A Soldier Town

A Soldier Town (HMQV4)

Location: Larned, KS 67550 Pawnee County
Country: United States of America

N 38° 11.113', W 99° 13.14'

  • 0 check ins
  • 0 favorites
For travelers arriving on the Santa Fe Trail, Fort Larned must have looked more like a small town than a fortified place. In the early years, about 150 soldiers lived here in the summers. During the Indian Wars, as many as 400 troops called Fort Larned home.

In the open spaces around this post, civilian travelers, freighters, craftsmen, Santa Fe traders, and sutlers mingled with government Indian agents, scouts, cavalrymen, infantry soldiers, and commissioned officers.

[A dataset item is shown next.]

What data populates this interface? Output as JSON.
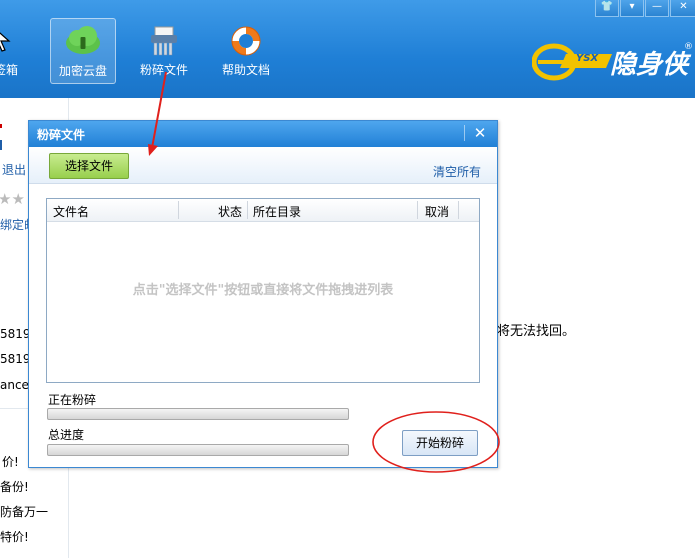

[Text around inset photos follows]

Many of the common soldiers in these barracks had recently come to America from Germany, eastern Europe, France, and Ireland. These bunkhouses were open living spaces for many soldiers. Enlisted men had no right to privacy.

Skilled civilians - wheelwrights, tinsmiths, painters, and blacksmiths - worked to keep the hundreds of government wagons on the Trail rolling. After hours they could work on civilian wagons. Carpenters also made furniture for the post and coffins.

Officers and their wives lived in the best quarters amid fine furnishings and servants brought from the East. They aimed to keep up their upper-class lifestyle, as best they could, in what most considered primitive and dangerous surroundings. Unmarried officers often hired "strikers" (personal servants) from among the enlisted men.

...we were expected to entertain all strangers...passing through...at [our] table and many is the time I had the Paymaster and his clerk at dinner [and]...parties for the forlorn young bachelor officers who had no home comforts to speak of...It was indeed a work of art and genius to get up a respectable meal at this forlorn isolated place, nothing but the Commissary and Sutler store todraw upon, and variety...limited.
Alice Dryer, commandant officer's wife, 1865

Post surgeons, commissioned Army officers, served as the "town" doctor. They took care of military and civilian patients alike. Sometimes Plains Indians also sought "modern medicine" from the Army's doctors.

Sutlers were civilians with a permit from the military to sell non-government-issue retail goods - and offer recreation. Here soldiers could play pool, bowl, and buy small luxuries. Sutlers' stores served as frontier melting pots. Santa Fe Trail travelers might find scouts like Buffalo Bill, journalists, Hispanic and Anglo teamsters, and even Cheyenne and Kiowa inspecting the sutler's goods.
HM NumberHMQV4
Series This marker is part of the National Historic Landmarks series
Placed ByNational Park Service
Marker ConditionNo reports yet
Date Added Monday, September 8th, 2014 at 12:27am PDT -07:00
Sorry, but we don't have a picture of this historical marker yet. If you have a picture, please share it with us. It's simple to do. 1) Become a member. 2) Adopt this historical marker listing. 3) Upload the picture.
Locationbig map
UTM (WGS84 Datum)14S E 480820 N 4226388
Decimal Degrees38.18521667, -99.21900000
Degrees and Decimal MinutesN 38° 11.113', W 99° 13.14'
Degrees, Minutes and Seconds38° 11' 6.78" N, 99° 13' 8.40" W
Driving DirectionsGoogle Maps
Area Code(s)620
Closest Postal AddressAt or near 1 Unnamed Road, Larned KS 67550, US
Alternative Maps Google Maps, MapQuest, Bing Maps, Yahoo Maps, MSR Maps, OpenCycleMap, MyTopo Maps, OpenStreetMap

Is this marker missing? Are the coordinates wrong? Do you have additional information that you would like to share with us? If so, check in.

Check Ins  check in   |    all

Have you seen this marker? If so, check in and tell us about it.

Comments 0 comments

Maintenance Issues
  1. What historical period does the marker represent?
  2. What historical place does the marker represent?
  3. What type of marker is it?
  4. What class is the marker?
  5. What style is the marker?
  6. Does the marker have a number?
  7. What year was the marker erected?
  8. This marker needs at least one picture.
  9. Can this marker be seen from the road?
  10. Is the marker in the median?